---------- RECORDS SHOWN

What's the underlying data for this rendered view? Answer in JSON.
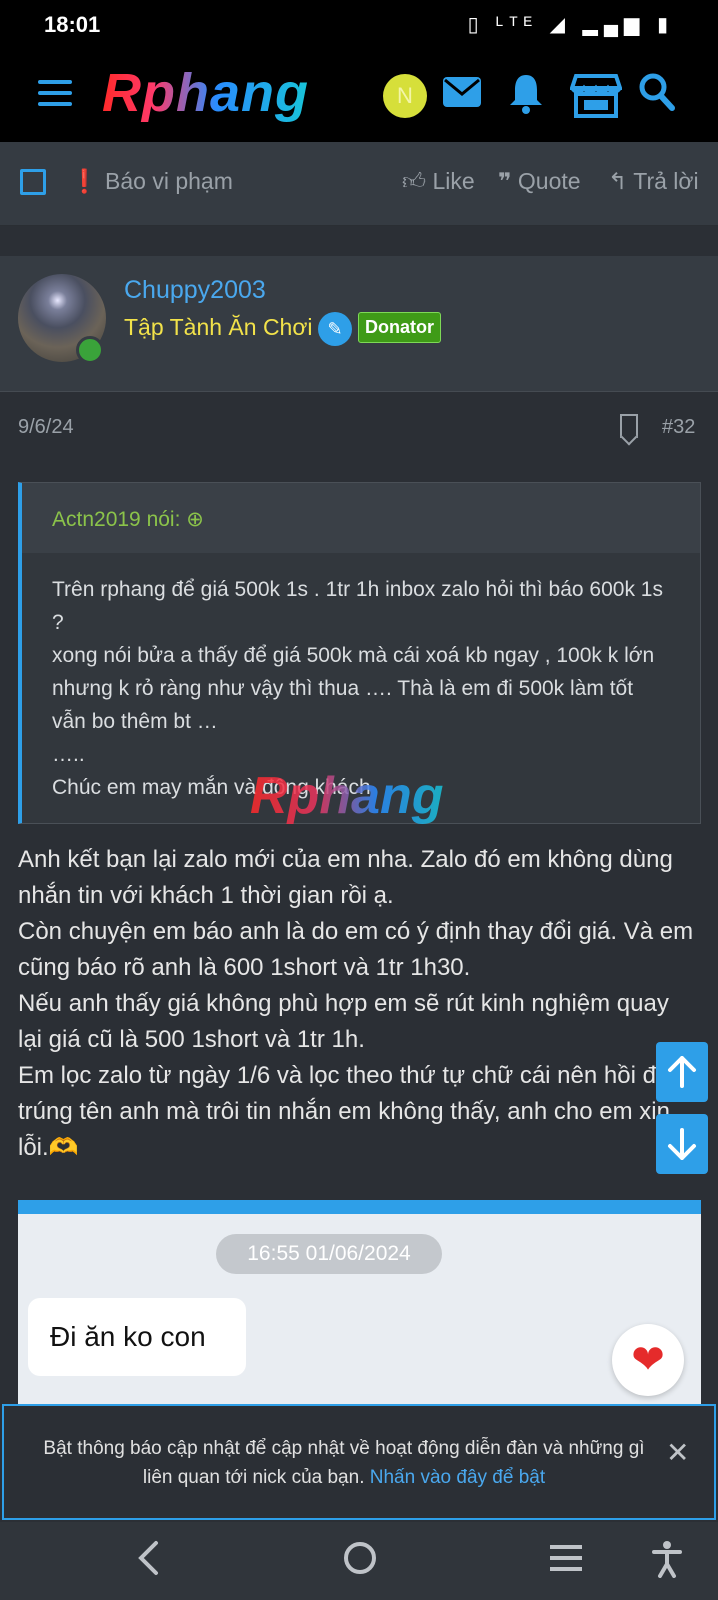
{
  "status_bar": {
    "time": "18:01",
    "icons_text": "▯ ᴸᵀᴱ ◢ ▂▄▆ ▮"
  },
  "top_nav": {
    "logo_text": "Rphang",
    "avatar_letter": "N",
    "icons": [
      "menu-icon",
      "mail-icon",
      "bell-icon",
      "store-icon",
      "search-icon"
    ],
    "accent_color": "#2e9fe8"
  },
  "action_bar": {
    "report": "Báo vi phạm",
    "like": "Like",
    "quote": "Quote",
    "reply": "Trả lời"
  },
  "author": {
    "username": "Chuppy2003",
    "title": "Tập Tành Ăn Chơi",
    "badge": "Donator"
  },
  "post_meta": {
    "date": "9/6/24",
    "number": "#32"
  },
  "quote": {
    "author_line": "Actn2019 nói:",
    "body": "Trên rphang để giá 500k 1s . 1tr 1h inbox zalo hỏi thì báo 600k 1s ?\nxong nói bửa a thấy để giá 500k mà cái xoá kb ngay , 100k k lớn nhưng k rỏ ràng như vậy thì thua …. Thà là em đi 500k làm tốt vẫn bo thêm bt …\n…..\nChúc em may mắn và đông khách"
  },
  "watermark": "Rphang",
  "post_body": "Anh kết bạn lại zalo mới của em nha. Zalo đó em không dùng nhắn tin với khách 1 thời gian rồi ạ.\nCòn chuyện em báo anh là do em có ý định thay đổi giá. Và em cũng báo rõ anh là 600 1short và 1tr 1h30.\nNếu anh thấy giá không phù hợp em sẽ rút kinh nghiệm quay lại giá cũ là 500 1short và 1tr 1h.\nEm lọc zalo từ ngày 1/6 và lọc theo thứ tự chữ cái nên hồi đó lỡ trúng tên anh mà trôi tin nhắn em không thấy, anh cho em xin lỗi.🫶",
  "chat_image": {
    "timestamp": "16:55 01/06/2024",
    "message": "Đi ăn ko con"
  },
  "notice": {
    "text": "Bật thông báo cập nhật để cập nhật về hoạt động diễn đàn và những gì liên quan tới nick của bạn.",
    "link": "Nhấn vào đây để bật"
  }
}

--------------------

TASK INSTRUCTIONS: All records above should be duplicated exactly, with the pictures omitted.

ANSWER SPACE:
What's the underlying data for this rendered view? Answer in JSON.
{
  "status_bar": {
    "time": "18:01",
    "icons_text": "▯ ᴸᵀᴱ ◢ ▂▄▆ ▮"
  },
  "top_nav": {
    "logo_text": "Rphang",
    "avatar_letter": "N",
    "icons": [
      "menu-icon",
      "mail-icon",
      "bell-icon",
      "store-icon",
      "search-icon"
    ],
    "accent_color": "#2e9fe8"
  },
  "action_bar": {
    "report": "Báo vi phạm",
    "like": "Like",
    "quote": "Quote",
    "reply": "Trả lời"
  },
  "author": {
    "username": "Chuppy2003",
    "title": "Tập Tành Ăn Chơi",
    "badge": "Donator"
  },
  "post_meta": {
    "date": "9/6/24",
    "number": "#32"
  },
  "quote": {
    "author_line": "Actn2019 nói:",
    "body": "Trên rphang để giá 500k 1s . 1tr 1h inbox zalo hỏi thì báo 600k 1s ?\nxong nói bửa a thấy để giá 500k mà cái xoá kb ngay , 100k k lớn nhưng k rỏ ràng như vậy thì thua …. Thà là em đi 500k làm tốt vẫn bo thêm bt …\n…..\nChúc em may mắn và đông khách"
  },
  "watermark": "Rphang",
  "post_body": "Anh kết bạn lại zalo mới của em nha. Zalo đó em không dùng nhắn tin với khách 1 thời gian rồi ạ.\nCòn chuyện em báo anh là do em có ý định thay đổi giá. Và em cũng báo rõ anh là 600 1short và 1tr 1h30.\nNếu anh thấy giá không phù hợp em sẽ rút kinh nghiệm quay lại giá cũ là 500 1short và 1tr 1h.\nEm lọc zalo từ ngày 1/6 và lọc theo thứ tự chữ cái nên hồi đó lỡ trúng tên anh mà trôi tin nhắn em không thấy, anh cho em xin lỗi.🫶",
  "chat_image": {
    "timestamp": "16:55 01/06/2024",
    "message": "Đi ăn ko con"
  },
  "notice": {
    "text": "Bật thông báo cập nhật để cập nhật về hoạt động diễn đàn và những gì liên quan tới nick của bạn.",
    "link": "Nhấn vào đây để bật"
  }
}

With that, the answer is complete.